Effective July 1, 2007, the Georgia legislature has amended O.C.G.A.§ 13-8-2 to invalidate, as void against public policy, any provision in which one party agrees to insure or defend another party for the sole negligence of the second party related to a construction project or agreement. The amended statute is set forth here. House Bill 136 (AS PASSED HOUSE AND SENATE)
The amendment expressly states that the statute does not affect workers compensation policies, project-specific policies, OCIPs (Owner-Controlled Insurance Program), CCIPs (Contractor-Controlled Insurance Program), a builders’ risk policies, owner's or contractor's protective policies, or installation coverage. However, the statute appears to affect maintenance contracts and construction contracts where an OCIP, a CCIP or a project-specific policy is not used.
Section 2 of the amended statute states that it only applies prospectively; that is, it only applies to contracts entered into, extended, or renewed after the effective date of the statute ( July 1, 2007). Because, however, it applies to renewed or extended contracts, in practice, it may apply to many existing contractual arrangements.
The amendment reflects an important change in Georgia law. Under the former statute, a party could not indemnify another on a construction project for the other party’s sole negligence, but could agree to insure the solely negligent party. While many insurers have already changed their policy language in "additional insured" endorsements to purport to eliminate coverage for a "solely negligent" indemnitee or additional insured, the statutory amendment may restrict future coverage for many insureds.

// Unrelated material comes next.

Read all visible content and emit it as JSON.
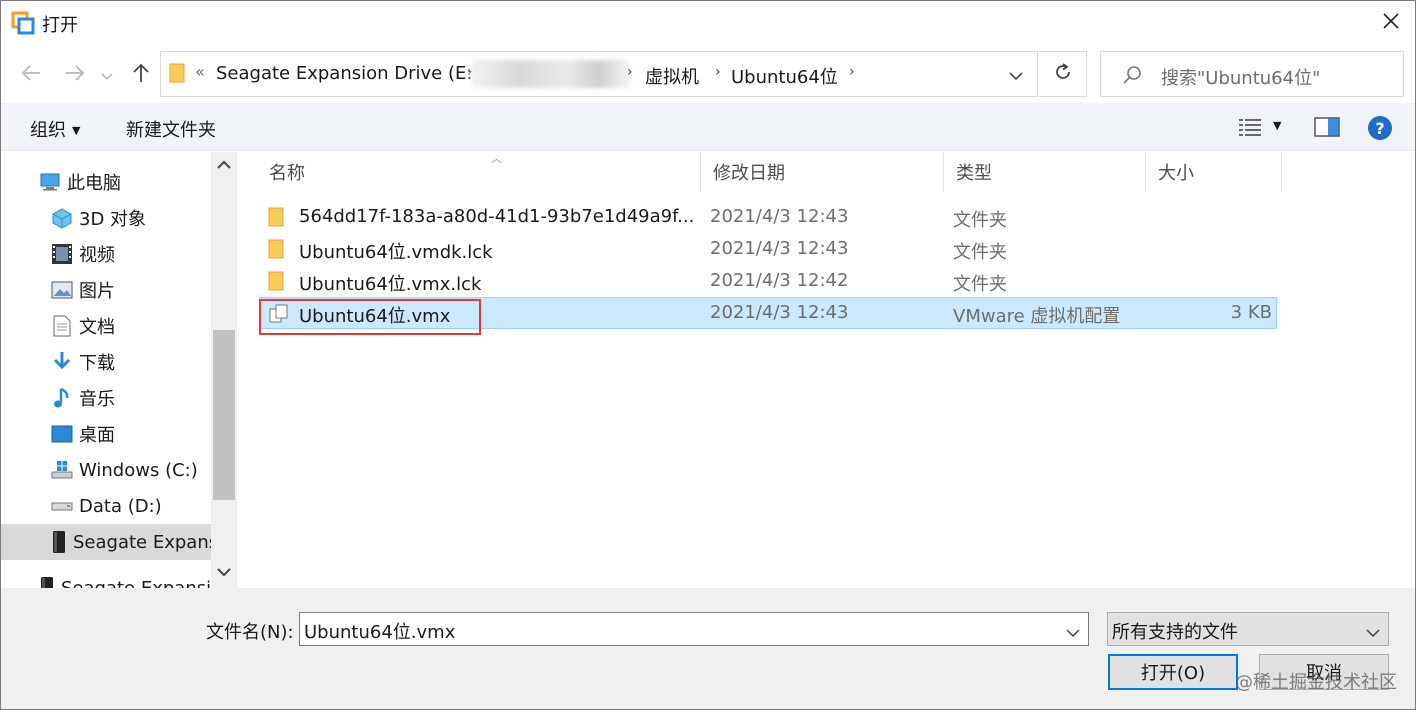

Presently, contracts requiring insurance for any claim "arising out of" the contractor’s or subcontractor’s work are common and typically are not deemed limited to situations involving comparative or contributory fault by both the named insured and the additional insured.
The amendment also raises important questions regarding how the statute will be applied to policies or agreements that do not specifically exclude coverage for the “sole negligence” of another. A carrier might argue, incorrectly in our view, language, such as 'arising out of, without a caveat, is overly broad and inconsistent with the amended statute. In addition, insurers and indemnitors may try to use this change in Georgia law to apply to claims submitted or contracts entered into elsewhere, but which have at least some arguable connection with Georgia.